#### PROBLEM REQUIREMENTS:
When checking the entries below, count every line with the word "Product", then give only that number.
-----
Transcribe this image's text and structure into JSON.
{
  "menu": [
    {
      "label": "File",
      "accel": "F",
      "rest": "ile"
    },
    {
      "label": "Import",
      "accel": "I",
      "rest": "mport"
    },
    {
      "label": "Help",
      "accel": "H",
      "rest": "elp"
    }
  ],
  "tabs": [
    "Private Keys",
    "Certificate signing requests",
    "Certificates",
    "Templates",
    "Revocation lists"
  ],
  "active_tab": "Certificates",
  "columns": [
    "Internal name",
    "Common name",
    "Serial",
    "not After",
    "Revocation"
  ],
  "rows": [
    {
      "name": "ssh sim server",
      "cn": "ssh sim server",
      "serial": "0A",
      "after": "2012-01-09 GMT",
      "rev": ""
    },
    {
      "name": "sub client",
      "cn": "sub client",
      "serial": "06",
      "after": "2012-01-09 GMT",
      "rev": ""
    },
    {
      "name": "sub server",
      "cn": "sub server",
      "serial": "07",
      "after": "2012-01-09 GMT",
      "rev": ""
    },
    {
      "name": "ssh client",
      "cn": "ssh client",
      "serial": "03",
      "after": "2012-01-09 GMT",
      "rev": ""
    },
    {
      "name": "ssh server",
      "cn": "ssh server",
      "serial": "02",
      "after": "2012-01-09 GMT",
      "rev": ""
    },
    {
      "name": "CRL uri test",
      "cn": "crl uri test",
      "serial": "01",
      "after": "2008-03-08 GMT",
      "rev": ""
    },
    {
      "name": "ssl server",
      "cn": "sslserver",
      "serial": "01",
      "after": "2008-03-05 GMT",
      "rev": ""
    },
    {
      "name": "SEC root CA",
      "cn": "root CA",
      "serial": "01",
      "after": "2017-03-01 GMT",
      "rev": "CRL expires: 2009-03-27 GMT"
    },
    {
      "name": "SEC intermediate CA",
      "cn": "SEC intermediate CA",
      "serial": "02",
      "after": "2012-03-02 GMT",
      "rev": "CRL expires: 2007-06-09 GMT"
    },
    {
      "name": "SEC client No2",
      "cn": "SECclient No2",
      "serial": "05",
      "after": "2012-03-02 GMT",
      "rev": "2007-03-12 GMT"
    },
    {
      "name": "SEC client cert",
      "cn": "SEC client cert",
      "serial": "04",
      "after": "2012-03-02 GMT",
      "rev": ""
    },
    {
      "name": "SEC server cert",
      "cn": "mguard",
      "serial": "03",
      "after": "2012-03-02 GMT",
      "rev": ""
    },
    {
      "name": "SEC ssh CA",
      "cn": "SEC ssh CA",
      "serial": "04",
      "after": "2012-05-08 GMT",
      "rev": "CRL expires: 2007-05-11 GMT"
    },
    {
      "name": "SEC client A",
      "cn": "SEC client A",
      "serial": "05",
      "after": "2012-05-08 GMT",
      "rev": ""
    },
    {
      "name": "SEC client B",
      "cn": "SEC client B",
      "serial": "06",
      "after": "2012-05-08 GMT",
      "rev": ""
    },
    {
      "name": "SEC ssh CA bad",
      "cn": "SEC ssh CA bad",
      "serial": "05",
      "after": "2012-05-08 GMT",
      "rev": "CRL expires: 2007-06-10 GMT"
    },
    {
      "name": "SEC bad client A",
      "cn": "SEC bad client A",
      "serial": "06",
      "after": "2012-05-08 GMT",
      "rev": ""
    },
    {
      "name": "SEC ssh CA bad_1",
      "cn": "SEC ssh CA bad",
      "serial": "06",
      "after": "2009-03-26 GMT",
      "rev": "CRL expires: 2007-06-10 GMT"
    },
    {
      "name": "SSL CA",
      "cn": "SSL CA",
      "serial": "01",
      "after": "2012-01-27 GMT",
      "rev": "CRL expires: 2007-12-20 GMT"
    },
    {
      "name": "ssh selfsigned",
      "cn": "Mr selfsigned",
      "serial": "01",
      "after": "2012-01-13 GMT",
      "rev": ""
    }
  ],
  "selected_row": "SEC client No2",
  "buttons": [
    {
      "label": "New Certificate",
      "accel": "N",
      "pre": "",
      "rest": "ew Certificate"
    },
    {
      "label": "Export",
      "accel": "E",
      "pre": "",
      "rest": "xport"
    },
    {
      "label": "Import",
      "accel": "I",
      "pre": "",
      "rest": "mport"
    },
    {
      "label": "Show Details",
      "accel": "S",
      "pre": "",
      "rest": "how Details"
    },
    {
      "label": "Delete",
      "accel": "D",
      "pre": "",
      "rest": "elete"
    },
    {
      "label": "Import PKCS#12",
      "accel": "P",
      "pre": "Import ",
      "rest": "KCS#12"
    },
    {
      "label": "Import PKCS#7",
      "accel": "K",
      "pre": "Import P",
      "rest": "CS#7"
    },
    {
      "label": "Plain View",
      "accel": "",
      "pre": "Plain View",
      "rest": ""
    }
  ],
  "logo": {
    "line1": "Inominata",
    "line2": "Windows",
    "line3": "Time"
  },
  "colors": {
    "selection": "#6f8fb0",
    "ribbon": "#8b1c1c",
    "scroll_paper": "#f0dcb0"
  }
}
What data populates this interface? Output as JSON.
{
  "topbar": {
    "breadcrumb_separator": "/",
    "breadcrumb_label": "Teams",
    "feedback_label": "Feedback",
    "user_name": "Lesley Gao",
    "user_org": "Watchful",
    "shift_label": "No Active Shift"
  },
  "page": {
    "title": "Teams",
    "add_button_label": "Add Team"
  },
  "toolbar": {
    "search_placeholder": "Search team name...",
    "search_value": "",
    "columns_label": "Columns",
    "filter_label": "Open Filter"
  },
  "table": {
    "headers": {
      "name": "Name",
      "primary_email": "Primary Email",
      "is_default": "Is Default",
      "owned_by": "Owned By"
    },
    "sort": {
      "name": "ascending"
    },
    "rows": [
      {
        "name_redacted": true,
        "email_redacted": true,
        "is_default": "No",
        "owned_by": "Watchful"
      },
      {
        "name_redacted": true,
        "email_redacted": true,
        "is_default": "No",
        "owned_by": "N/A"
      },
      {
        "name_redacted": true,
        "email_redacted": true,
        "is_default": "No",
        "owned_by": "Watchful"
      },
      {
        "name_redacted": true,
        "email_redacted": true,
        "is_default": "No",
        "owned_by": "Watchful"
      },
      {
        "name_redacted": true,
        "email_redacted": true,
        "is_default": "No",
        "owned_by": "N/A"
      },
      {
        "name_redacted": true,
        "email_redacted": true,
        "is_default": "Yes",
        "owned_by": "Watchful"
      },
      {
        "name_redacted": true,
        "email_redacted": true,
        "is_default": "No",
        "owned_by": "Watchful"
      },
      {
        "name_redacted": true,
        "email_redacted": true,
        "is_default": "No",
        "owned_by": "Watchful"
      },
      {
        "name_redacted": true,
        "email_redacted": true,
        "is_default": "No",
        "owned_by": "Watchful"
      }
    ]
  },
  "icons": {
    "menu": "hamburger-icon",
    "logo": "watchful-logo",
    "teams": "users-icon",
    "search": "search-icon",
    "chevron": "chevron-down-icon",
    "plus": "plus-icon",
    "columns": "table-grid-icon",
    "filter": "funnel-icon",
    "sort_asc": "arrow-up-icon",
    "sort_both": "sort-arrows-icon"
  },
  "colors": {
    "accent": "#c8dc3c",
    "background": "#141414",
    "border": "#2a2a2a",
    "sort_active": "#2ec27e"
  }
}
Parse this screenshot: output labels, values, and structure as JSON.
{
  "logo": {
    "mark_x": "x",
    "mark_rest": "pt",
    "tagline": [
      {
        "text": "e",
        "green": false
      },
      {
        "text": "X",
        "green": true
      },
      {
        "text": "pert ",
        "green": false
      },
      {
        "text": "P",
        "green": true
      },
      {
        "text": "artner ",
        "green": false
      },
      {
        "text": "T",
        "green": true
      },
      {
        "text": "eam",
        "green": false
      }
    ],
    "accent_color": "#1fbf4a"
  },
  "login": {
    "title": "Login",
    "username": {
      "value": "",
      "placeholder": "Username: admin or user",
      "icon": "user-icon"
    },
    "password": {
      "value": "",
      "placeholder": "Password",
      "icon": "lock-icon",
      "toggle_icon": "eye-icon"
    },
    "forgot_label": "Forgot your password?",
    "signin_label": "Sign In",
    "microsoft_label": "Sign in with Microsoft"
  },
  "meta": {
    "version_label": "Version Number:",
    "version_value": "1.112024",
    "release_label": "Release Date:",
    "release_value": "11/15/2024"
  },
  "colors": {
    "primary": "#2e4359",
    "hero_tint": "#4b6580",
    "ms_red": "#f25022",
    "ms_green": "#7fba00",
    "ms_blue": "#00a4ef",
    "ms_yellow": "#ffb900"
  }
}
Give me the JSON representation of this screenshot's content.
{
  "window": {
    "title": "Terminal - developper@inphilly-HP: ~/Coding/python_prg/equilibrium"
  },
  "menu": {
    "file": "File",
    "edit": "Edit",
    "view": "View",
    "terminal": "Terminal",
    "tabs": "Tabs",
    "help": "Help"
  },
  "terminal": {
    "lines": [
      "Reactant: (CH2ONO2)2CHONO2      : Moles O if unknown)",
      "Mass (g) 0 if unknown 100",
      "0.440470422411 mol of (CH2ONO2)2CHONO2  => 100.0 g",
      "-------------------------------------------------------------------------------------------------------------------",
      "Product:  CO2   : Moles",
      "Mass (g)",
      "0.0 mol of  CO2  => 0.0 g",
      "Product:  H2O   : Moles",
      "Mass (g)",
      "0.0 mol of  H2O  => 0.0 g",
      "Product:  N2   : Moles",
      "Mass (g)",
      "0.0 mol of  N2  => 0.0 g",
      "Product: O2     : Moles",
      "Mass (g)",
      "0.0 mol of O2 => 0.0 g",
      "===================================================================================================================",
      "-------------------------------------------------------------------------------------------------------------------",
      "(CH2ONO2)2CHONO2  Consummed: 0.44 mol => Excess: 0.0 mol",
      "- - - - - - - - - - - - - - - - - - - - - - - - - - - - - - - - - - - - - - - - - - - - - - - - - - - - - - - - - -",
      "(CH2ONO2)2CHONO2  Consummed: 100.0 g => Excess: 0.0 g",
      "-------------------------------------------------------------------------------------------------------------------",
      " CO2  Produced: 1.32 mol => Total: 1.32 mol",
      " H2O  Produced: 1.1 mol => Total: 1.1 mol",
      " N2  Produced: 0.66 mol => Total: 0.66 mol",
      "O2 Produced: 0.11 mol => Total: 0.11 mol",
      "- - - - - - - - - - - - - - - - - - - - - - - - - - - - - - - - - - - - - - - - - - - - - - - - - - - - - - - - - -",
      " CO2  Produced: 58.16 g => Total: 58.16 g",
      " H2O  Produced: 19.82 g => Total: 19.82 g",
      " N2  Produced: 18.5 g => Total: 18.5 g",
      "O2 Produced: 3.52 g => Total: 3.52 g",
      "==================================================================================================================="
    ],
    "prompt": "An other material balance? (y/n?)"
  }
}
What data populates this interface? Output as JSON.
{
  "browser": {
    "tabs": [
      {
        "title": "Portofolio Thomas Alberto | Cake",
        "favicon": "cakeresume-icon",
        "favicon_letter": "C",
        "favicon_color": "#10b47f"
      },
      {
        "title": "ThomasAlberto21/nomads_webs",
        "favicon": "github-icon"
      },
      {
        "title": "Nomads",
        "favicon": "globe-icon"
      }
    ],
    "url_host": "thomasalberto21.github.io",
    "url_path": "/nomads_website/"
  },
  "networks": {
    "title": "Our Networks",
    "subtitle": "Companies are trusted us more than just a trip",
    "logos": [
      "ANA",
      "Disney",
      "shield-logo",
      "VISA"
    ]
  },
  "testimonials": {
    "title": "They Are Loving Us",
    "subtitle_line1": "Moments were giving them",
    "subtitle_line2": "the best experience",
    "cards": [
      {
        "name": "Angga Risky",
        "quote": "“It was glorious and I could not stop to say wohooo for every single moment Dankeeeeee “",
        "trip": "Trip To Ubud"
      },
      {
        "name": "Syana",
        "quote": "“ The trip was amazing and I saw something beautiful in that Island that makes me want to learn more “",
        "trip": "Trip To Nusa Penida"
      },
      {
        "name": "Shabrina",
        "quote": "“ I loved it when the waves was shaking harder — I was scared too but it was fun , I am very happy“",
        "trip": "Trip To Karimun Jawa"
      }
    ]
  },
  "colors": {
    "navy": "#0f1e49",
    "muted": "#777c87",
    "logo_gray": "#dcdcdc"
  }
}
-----
#### WRITTEN SOLUTION:
4